> **HOW TO COMPLETE THIS TASK**: Every line with "more" in it should be copied from the data.

> **RECORDS FOR THIS TASK**:
=== Begin Enclosure ===

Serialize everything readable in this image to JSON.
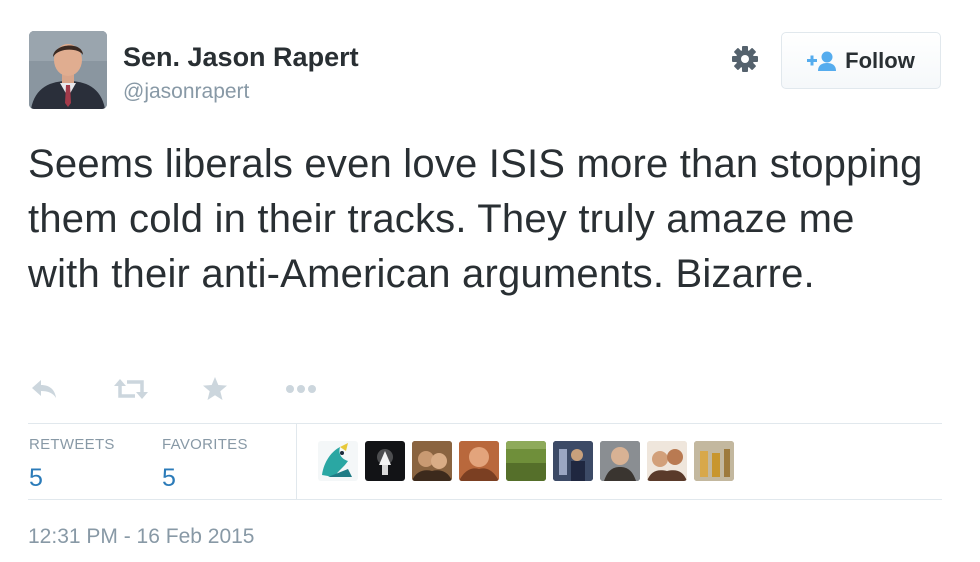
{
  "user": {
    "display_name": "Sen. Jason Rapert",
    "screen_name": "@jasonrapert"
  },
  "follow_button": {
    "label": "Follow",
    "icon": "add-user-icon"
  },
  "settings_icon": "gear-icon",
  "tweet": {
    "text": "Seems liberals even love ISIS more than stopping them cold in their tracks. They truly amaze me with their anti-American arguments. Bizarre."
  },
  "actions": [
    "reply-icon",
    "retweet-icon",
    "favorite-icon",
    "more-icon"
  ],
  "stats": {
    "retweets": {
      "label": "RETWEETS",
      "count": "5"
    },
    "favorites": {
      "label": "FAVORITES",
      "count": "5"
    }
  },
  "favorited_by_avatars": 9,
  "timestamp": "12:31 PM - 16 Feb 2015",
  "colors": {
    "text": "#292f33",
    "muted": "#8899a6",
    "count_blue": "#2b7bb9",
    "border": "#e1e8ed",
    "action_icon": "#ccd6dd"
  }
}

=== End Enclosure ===

> **TASK ANSWER**:
    "text": "Seems liberals even love ISIS more than stopping them cold in their tracks. They truly amaze me with their anti-American arguments. Bizarre."
    "more-icon"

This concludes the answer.